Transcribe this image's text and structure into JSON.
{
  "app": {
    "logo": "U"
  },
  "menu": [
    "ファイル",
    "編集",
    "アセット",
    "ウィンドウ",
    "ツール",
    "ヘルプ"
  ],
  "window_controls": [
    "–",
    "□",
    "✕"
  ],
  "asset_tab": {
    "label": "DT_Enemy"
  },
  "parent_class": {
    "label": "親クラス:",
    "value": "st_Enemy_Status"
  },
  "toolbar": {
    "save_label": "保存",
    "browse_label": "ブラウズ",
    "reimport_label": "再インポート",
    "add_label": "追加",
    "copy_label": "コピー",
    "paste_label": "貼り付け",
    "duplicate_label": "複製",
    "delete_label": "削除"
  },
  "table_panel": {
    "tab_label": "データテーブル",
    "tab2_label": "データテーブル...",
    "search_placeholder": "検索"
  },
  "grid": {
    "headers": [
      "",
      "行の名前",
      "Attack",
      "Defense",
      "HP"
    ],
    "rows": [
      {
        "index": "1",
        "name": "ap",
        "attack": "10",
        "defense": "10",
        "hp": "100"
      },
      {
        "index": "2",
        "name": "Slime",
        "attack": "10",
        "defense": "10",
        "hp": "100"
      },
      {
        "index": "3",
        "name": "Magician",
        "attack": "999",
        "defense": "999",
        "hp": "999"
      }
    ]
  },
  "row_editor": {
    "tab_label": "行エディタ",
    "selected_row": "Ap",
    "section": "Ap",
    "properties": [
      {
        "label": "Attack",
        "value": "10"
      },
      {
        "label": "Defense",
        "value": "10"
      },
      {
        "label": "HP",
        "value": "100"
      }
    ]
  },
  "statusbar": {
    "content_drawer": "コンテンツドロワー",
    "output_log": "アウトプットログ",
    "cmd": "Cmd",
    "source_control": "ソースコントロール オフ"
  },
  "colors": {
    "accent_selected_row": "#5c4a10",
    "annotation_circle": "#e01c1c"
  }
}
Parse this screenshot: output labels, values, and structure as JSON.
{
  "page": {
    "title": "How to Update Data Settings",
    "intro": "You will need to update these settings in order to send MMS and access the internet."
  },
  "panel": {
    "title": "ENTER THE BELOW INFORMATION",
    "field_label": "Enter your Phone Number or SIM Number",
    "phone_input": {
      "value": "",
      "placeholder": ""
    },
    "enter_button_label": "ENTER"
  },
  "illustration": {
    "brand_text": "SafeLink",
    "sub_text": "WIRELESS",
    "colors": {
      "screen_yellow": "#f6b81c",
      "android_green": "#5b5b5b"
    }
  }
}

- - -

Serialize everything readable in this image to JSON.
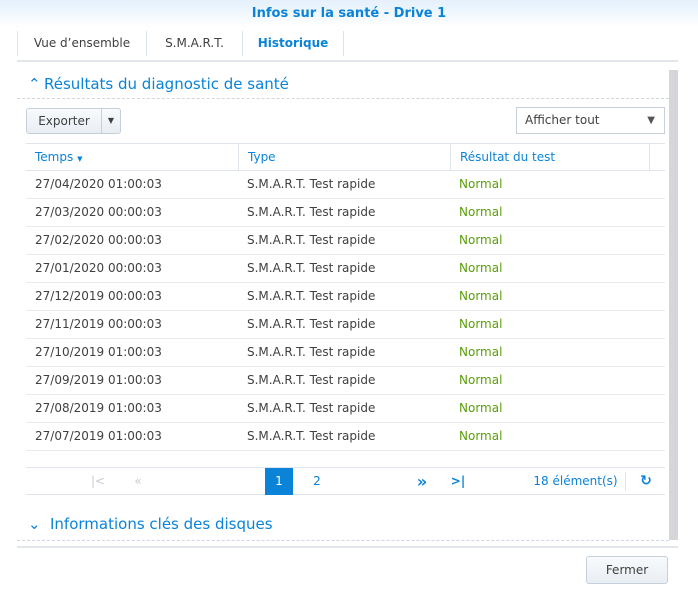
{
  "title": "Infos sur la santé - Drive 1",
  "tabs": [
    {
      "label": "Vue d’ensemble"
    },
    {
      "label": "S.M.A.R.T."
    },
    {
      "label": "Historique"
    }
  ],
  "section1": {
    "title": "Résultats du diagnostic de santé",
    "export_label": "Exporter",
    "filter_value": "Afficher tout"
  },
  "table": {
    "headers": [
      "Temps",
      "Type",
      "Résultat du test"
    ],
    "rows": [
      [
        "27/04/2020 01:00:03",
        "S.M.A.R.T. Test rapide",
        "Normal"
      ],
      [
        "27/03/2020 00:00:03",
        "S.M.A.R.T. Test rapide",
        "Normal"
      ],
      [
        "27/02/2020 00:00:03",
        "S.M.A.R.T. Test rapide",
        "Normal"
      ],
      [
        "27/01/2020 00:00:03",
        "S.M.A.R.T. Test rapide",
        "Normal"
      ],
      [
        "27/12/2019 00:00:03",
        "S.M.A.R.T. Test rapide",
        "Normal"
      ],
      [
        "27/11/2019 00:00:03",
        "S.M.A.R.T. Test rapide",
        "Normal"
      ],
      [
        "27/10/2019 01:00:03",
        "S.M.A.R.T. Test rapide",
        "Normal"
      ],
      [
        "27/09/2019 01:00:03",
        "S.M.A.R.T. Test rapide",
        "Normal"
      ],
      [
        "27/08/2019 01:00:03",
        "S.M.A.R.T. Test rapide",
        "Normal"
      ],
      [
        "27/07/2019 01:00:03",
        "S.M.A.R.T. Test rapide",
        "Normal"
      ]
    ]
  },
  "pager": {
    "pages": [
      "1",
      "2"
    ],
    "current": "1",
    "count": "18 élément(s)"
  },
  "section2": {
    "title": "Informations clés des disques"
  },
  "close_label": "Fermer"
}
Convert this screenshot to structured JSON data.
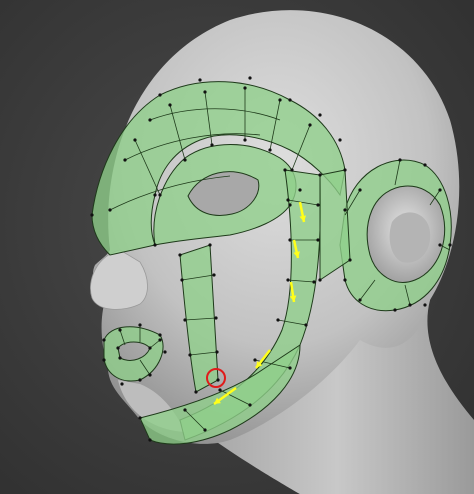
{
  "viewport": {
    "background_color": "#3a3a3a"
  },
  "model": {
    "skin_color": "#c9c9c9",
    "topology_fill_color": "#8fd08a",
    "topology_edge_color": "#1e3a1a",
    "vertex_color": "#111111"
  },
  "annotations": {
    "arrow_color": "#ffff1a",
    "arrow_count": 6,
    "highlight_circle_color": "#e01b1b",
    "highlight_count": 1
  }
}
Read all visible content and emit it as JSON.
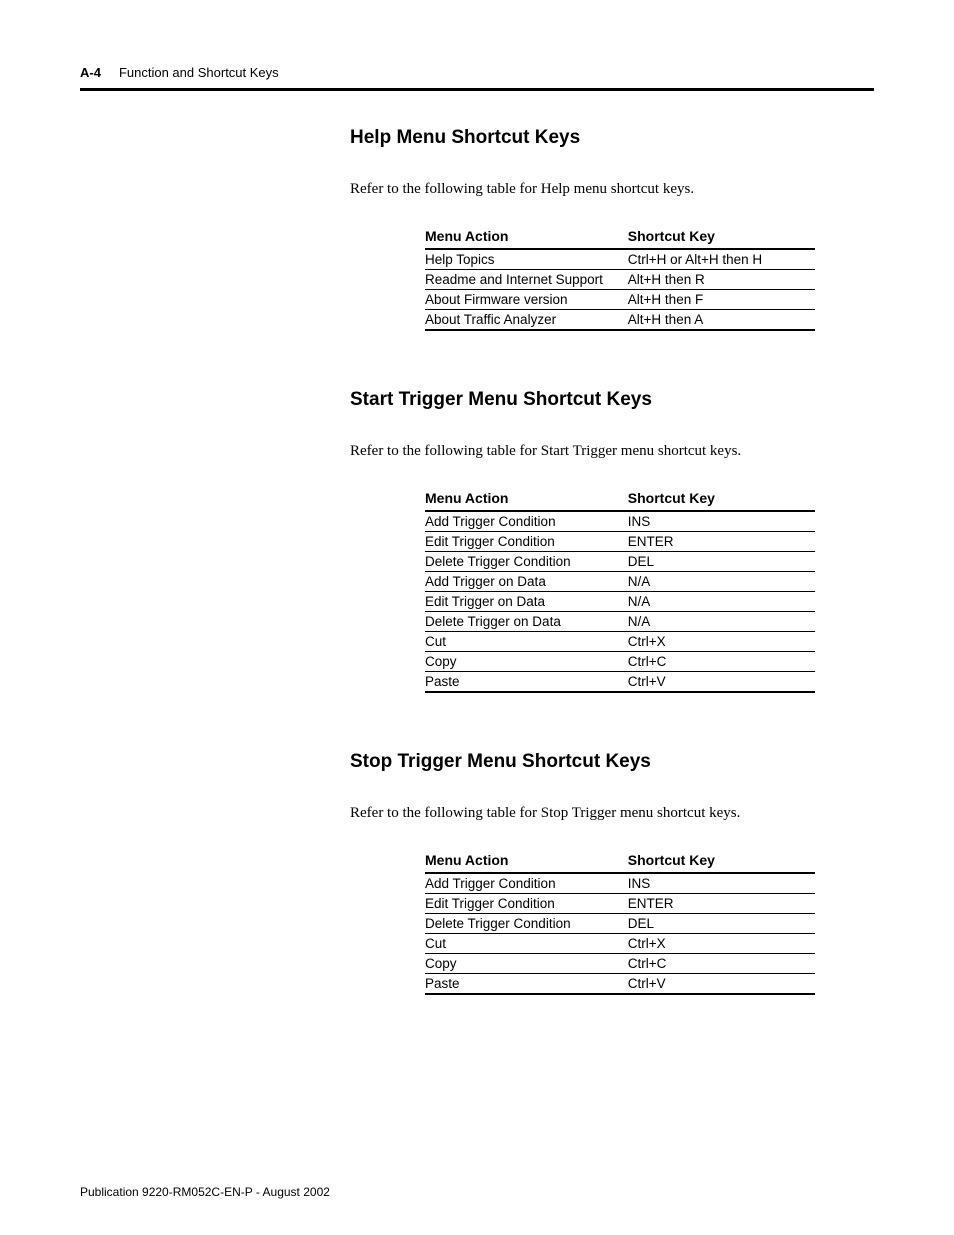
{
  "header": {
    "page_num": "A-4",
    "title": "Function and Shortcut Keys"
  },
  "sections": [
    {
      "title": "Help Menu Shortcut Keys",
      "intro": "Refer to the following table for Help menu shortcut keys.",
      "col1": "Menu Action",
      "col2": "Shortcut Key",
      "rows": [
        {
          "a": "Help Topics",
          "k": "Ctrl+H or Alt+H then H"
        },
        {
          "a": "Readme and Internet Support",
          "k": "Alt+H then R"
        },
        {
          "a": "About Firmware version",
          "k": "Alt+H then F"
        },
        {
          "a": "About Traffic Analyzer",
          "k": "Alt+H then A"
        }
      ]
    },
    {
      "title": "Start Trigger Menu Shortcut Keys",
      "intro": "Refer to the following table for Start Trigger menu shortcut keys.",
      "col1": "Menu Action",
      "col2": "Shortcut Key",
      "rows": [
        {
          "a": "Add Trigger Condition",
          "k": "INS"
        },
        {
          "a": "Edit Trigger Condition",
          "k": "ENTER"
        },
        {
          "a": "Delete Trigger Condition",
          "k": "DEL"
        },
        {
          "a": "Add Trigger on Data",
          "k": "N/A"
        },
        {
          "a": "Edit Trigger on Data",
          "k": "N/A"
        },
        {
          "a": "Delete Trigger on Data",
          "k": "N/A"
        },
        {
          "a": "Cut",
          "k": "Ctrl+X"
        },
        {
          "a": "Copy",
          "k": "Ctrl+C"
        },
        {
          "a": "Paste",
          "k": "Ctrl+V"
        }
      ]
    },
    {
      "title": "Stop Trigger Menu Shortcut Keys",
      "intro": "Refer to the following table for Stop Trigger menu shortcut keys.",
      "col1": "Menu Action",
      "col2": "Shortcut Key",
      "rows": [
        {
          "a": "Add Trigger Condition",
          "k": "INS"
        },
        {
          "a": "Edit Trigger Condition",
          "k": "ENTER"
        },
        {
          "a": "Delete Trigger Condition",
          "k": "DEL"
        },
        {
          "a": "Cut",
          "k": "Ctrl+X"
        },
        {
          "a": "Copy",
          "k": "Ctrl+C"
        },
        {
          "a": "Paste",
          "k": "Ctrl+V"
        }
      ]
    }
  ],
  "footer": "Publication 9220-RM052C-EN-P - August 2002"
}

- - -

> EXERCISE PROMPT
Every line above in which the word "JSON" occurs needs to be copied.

> THE ANSWER
Transcribe this image's text and structure into JSON.
Parse this screenshot: output labels, values, and structure as JSON.
Serialize everything readable in this image to JSON.
Convert this screenshot to structured JSON data.
Read all visible content and emit it as JSON.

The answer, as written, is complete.